* Exercise details *
Send back the records in full, character for character.

(App and web page records)
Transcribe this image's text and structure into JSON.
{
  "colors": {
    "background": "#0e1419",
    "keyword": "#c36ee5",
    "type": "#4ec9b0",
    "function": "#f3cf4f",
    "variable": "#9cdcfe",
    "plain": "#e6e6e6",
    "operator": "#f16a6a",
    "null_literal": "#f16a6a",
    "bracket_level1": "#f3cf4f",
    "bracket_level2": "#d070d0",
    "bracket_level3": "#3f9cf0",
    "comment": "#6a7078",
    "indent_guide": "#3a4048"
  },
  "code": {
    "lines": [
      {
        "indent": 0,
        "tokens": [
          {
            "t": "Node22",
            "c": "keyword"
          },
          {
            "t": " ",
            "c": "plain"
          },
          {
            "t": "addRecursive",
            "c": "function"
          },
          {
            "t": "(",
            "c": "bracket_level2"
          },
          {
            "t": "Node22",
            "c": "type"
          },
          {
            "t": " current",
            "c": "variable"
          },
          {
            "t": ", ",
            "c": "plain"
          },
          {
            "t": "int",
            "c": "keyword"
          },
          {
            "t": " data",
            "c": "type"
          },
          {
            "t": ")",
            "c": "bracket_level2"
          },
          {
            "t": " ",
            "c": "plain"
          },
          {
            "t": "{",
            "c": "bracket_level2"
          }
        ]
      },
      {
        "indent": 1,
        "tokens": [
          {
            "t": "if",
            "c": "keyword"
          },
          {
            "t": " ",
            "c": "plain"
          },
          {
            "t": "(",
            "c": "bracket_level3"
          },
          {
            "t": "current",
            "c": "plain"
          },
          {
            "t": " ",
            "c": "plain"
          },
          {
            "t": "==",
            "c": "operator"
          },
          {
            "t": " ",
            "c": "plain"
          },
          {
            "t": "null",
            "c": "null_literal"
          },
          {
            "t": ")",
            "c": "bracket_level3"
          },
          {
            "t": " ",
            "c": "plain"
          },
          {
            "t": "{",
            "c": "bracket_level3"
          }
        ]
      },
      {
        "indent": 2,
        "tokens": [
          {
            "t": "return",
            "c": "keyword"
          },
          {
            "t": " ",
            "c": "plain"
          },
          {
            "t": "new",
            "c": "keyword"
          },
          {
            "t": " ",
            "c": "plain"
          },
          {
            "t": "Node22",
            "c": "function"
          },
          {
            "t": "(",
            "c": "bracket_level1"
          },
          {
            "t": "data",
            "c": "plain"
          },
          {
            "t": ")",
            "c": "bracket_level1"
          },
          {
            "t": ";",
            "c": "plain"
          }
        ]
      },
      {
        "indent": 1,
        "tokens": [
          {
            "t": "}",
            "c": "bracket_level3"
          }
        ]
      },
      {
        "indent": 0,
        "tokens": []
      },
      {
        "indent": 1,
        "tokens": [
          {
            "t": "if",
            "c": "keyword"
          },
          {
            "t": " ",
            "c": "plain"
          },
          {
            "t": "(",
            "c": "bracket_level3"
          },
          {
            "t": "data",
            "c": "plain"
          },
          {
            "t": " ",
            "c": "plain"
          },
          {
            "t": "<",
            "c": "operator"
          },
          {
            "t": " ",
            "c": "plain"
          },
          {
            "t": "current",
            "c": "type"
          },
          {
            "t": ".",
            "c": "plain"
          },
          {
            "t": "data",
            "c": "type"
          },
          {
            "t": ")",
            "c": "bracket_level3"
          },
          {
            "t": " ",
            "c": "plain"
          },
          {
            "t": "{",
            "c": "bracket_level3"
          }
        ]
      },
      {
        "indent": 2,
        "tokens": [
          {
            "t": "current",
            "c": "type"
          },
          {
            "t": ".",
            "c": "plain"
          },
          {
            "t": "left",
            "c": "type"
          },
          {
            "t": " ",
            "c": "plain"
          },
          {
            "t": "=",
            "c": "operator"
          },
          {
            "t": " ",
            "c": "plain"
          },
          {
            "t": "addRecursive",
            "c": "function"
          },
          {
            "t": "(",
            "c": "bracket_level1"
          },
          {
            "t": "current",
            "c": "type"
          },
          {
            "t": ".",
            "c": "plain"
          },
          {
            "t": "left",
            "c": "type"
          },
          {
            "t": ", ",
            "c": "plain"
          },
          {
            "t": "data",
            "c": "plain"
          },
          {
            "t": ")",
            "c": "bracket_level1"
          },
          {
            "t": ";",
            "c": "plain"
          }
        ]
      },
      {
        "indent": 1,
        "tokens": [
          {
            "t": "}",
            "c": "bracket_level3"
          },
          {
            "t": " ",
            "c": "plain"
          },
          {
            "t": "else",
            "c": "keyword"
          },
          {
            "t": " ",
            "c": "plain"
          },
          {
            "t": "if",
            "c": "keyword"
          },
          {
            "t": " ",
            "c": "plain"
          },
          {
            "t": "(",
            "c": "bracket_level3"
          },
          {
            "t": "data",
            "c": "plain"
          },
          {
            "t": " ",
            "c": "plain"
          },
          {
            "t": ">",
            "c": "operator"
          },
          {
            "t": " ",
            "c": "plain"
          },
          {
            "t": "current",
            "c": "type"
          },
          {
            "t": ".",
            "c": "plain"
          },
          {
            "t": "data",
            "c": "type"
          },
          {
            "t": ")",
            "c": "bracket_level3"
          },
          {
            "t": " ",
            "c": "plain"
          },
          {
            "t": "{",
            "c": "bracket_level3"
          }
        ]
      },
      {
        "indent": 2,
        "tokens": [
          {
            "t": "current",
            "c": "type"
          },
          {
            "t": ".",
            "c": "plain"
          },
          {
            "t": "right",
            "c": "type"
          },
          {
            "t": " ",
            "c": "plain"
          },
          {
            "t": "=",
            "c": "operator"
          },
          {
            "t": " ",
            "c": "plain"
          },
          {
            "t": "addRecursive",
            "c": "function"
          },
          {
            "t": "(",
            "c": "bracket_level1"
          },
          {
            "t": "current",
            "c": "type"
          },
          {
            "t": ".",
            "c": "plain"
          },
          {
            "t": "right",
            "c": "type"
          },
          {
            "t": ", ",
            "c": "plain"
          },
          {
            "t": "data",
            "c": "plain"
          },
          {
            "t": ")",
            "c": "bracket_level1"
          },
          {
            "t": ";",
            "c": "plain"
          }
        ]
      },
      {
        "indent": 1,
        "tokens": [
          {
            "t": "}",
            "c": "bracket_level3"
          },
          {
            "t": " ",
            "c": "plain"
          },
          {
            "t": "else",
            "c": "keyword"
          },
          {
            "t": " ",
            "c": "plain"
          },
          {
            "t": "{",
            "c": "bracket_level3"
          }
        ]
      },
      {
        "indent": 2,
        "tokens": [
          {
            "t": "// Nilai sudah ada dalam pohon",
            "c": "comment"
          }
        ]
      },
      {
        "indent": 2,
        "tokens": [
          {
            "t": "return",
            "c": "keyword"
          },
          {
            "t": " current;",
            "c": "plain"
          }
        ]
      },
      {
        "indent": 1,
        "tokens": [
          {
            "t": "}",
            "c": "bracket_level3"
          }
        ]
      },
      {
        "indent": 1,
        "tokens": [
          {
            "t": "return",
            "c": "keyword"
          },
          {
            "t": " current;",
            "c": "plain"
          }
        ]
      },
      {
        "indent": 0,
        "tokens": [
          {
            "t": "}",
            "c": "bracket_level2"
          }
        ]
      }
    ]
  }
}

* Answer for this exercise *
Transcribe this image's text and structure into JSON.
{
  "colors": {
    "background": "#0e1419",
    "keyword": "#c36ee5",
    "type": "#4ec9b0",
    "function": "#f3cf4f",
    "variable": "#9cdcfe",
    "plain": "#e6e6e6",
    "operator": "#f16a6a",
    "null_literal": "#f16a6a",
    "bracket_level1": "#f3cf4f",
    "bracket_level2": "#d070d0",
    "bracket_level3": "#3f9cf0",
    "comment": "#6a7078",
    "indent_guide": "#3a4048"
  },
  "code": {
    "lines": [
      {
        "indent": 0,
        "tokens": [
          {
            "t": "Node22",
            "c": "keyword"
          },
          {
            "t": " ",
            "c": "plain"
          },
          {
            "t": "addRecursive",
            "c": "function"
          },
          {
            "t": "(",
            "c": "bracket_level2"
          },
          {
            "t": "Node22",
            "c": "type"
          },
          {
            "t": " current",
            "c": "variable"
          },
          {
            "t": ", ",
            "c": "plain"
          },
          {
            "t": "int",
            "c": "keyword"
          },
          {
            "t": " data",
            "c": "type"
          },
          {
            "t": ")",
            "c": "bracket_level2"
          },
          {
            "t": " ",
            "c": "plain"
          },
          {
            "t": "{",
            "c": "bracket_level2"
          }
        ]
      },
      {
        "indent": 1,
        "tokens": [
          {
            "t": "if",
            "c": "keyword"
          },
          {
            "t": " ",
            "c": "plain"
          },
          {
            "t": "(",
            "c": "bracket_level3"
          },
          {
            "t": "current",
            "c": "plain"
          },
          {
            "t": " ",
            "c": "plain"
          },
          {
            "t": "==",
            "c": "operator"
          },
          {
            "t": " ",
            "c": "plain"
          },
          {
            "t": "null",
            "c": "null_literal"
          },
          {
            "t": ")",
            "c": "bracket_level3"
          },
          {
            "t": " ",
            "c": "plain"
          },
          {
            "t": "{",
            "c": "bracket_level3"
          }
        ]
      },
      {
        "indent": 2,
        "tokens": [
          {
            "t": "return",
            "c": "keyword"
          },
          {
            "t": " ",
            "c": "plain"
          },
          {
            "t": "new",
            "c": "keyword"
          },
          {
            "t": " ",
            "c": "plain"
          },
          {
            "t": "Node22",
            "c": "function"
          },
          {
            "t": "(",
            "c": "bracket_level1"
          },
          {
            "t": "data",
            "c": "plain"
          },
          {
            "t": ")",
            "c": "bracket_level1"
          },
          {
            "t": ";",
            "c": "plain"
          }
        ]
      },
      {
        "indent": 1,
        "tokens": [
          {
            "t": "}",
            "c": "bracket_level3"
          }
        ]
      },
      {
        "indent": 0,
        "tokens": []
      },
      {
        "indent": 1,
        "tokens": [
          {
            "t": "if",
            "c": "keyword"
          },
          {
            "t": " ",
            "c": "plain"
          },
          {
            "t": "(",
            "c": "bracket_level3"
          },
          {
            "t": "data",
            "c": "plain"
          },
          {
            "t": " ",
            "c": "plain"
          },
          {
            "t": "<",
            "c": "operator"
          },
          {
            "t": " ",
            "c": "plain"
          },
          {
            "t": "current",
            "c": "type"
          },
          {
            "t": ".",
            "c": "plain"
          },
          {
            "t": "data",
            "c": "type"
          },
          {
            "t": ")",
            "c": "bracket_level3"
          },
          {
            "t": " ",
            "c": "plain"
          },
          {
            "t": "{",
            "c": "bracket_level3"
          }
        ]
      },
      {
        "indent": 2,
        "tokens": [
          {
            "t": "current",
            "c": "type"
          },
          {
            "t": ".",
            "c": "plain"
          },
          {
            "t": "left",
            "c": "type"
          },
          {
            "t": " ",
            "c": "plain"
          },
          {
            "t": "=",
            "c": "operator"
          },
          {
            "t": " ",
            "c": "plain"
          },
          {
            "t": "addRecursive",
            "c": "function"
          },
          {
            "t": "(",
            "c": "bracket_level1"
          },
          {
            "t": "current",
            "c": "type"
          },
          {
            "t": ".",
            "c": "plain"
          },
          {
            "t": "left",
            "c": "type"
          },
          {
            "t": ", ",
            "c": "plain"
          },
          {
            "t": "data",
            "c": "plain"
          },
          {
            "t": ")",
            "c": "bracket_level1"
          },
          {
            "t": ";",
            "c": "plain"
          }
        ]
      },
      {
        "indent": 1,
        "tokens": [
          {
            "t": "}",
            "c": "bracket_level3"
          },
          {
            "t": " ",
            "c": "plain"
          },
          {
            "t": "else",
            "c": "keyword"
          },
          {
            "t": " ",
            "c": "plain"
          },
          {
            "t": "if",
            "c": "keyword"
          },
          {
            "t": " ",
            "c": "plain"
          },
          {
            "t": "(",
            "c": "bracket_level3"
          },
          {
            "t": "data",
            "c": "plain"
          },
          {
            "t": " ",
            "c": "plain"
          },
          {
            "t": ">",
            "c": "operator"
          },
          {
            "t": " ",
            "c": "plain"
          },
          {
            "t": "current",
            "c": "type"
          },
          {
            "t": ".",
            "c": "plain"
          },
          {
            "t": "data",
            "c": "type"
          },
          {
            "t": ")",
            "c": "bracket_level3"
          },
          {
            "t": " ",
            "c": "plain"
          },
          {
            "t": "{",
            "c": "bracket_level3"
          }
        ]
      },
      {
        "indent": 2,
        "tokens": [
          {
            "t": "current",
            "c": "type"
          },
          {
            "t": ".",
            "c": "plain"
          },
          {
            "t": "right",
            "c": "type"
          },
          {
            "t": " ",
            "c": "plain"
          },
          {
            "t": "=",
            "c": "operator"
          },
          {
            "t": " ",
            "c": "plain"
          },
          {
            "t": "addRecursive",
            "c": "function"
          },
          {
            "t": "(",
            "c": "bracket_level1"
          },
          {
            "t": "current",
            "c": "type"
          },
          {
            "t": ".",
            "c": "plain"
          },
          {
            "t": "right",
            "c": "type"
          },
          {
            "t": ", ",
            "c": "plain"
          },
          {
            "t": "data",
            "c": "plain"
          },
          {
            "t": ")",
            "c": "bracket_level1"
          },
          {
            "t": ";",
            "c": "plain"
          }
        ]
      },
      {
        "indent": 1,
        "tokens": [
          {
            "t": "}",
            "c": "bracket_level3"
          },
          {
            "t": " ",
            "c": "plain"
          },
          {
            "t": "else",
            "c": "keyword"
          },
          {
            "t": " ",
            "c": "plain"
          },
          {
            "t": "{",
            "c": "bracket_level3"
          }
        ]
      },
      {
        "indent": 2,
        "tokens": [
          {
            "t": "// Nilai sudah ada dalam pohon",
            "c": "comment"
          }
        ]
      },
      {
        "indent": 2,
        "tokens": [
          {
            "t": "return",
            "c": "keyword"
          },
          {
            "t": " current;",
            "c": "plain"
          }
        ]
      },
      {
        "indent": 1,
        "tokens": [
          {
            "t": "}",
            "c": "bracket_level3"
          }
        ]
      },
      {
        "indent": 1,
        "tokens": [
          {
            "t": "return",
            "c": "keyword"
          },
          {
            "t": " current;",
            "c": "plain"
          }
        ]
      },
      {
        "indent": 0,
        "tokens": [
          {
            "t": "}",
            "c": "bracket_level2"
          }
        ]
      }
    ]
  }
}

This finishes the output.